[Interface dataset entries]

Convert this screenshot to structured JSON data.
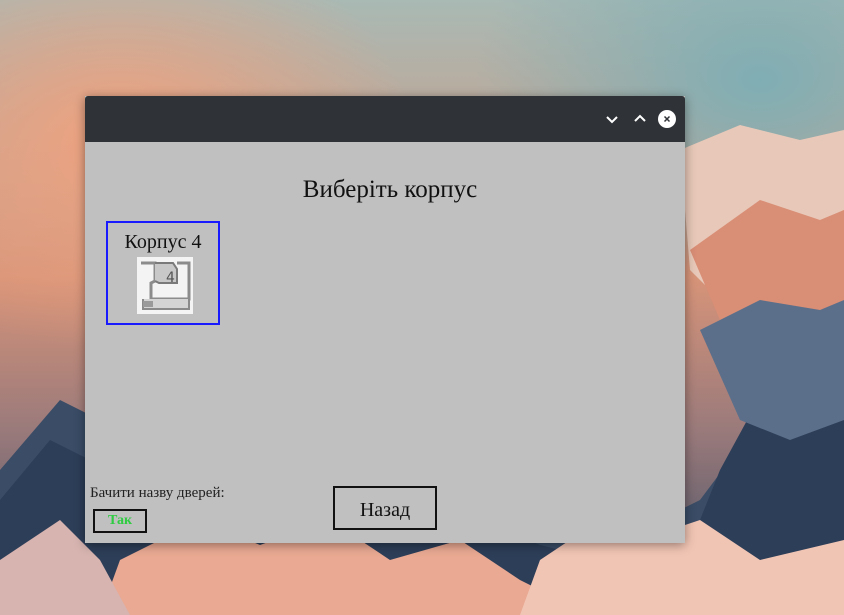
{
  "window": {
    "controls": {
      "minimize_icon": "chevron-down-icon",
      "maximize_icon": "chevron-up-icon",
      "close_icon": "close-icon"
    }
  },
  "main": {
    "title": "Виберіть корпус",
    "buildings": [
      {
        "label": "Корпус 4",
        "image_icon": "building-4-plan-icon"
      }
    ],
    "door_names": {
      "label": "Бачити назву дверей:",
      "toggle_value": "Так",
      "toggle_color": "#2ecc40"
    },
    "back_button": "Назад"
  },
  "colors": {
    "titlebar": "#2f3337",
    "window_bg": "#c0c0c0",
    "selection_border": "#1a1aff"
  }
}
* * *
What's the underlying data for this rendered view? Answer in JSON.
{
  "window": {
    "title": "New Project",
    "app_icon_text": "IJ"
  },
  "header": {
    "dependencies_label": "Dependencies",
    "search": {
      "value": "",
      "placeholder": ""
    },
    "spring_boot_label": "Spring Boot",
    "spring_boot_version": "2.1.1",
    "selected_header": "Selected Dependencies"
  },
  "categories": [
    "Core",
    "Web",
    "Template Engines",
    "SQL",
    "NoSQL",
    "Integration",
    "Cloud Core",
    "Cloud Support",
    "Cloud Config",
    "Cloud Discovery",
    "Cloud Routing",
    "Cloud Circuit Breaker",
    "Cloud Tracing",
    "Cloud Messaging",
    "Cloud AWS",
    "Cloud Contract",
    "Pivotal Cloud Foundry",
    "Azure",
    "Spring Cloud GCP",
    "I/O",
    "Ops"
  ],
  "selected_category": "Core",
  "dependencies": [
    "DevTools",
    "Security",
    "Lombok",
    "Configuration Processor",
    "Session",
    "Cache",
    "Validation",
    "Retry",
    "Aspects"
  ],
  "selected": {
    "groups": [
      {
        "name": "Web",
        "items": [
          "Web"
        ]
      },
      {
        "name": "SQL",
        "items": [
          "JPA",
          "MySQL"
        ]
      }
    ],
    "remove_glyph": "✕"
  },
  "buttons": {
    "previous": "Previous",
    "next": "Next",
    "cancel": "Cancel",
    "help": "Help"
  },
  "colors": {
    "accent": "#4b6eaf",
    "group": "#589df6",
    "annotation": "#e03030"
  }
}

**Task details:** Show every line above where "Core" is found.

**Exercise result:**
    "Core",
    "Cloud Core",
  "selected_category": "Core",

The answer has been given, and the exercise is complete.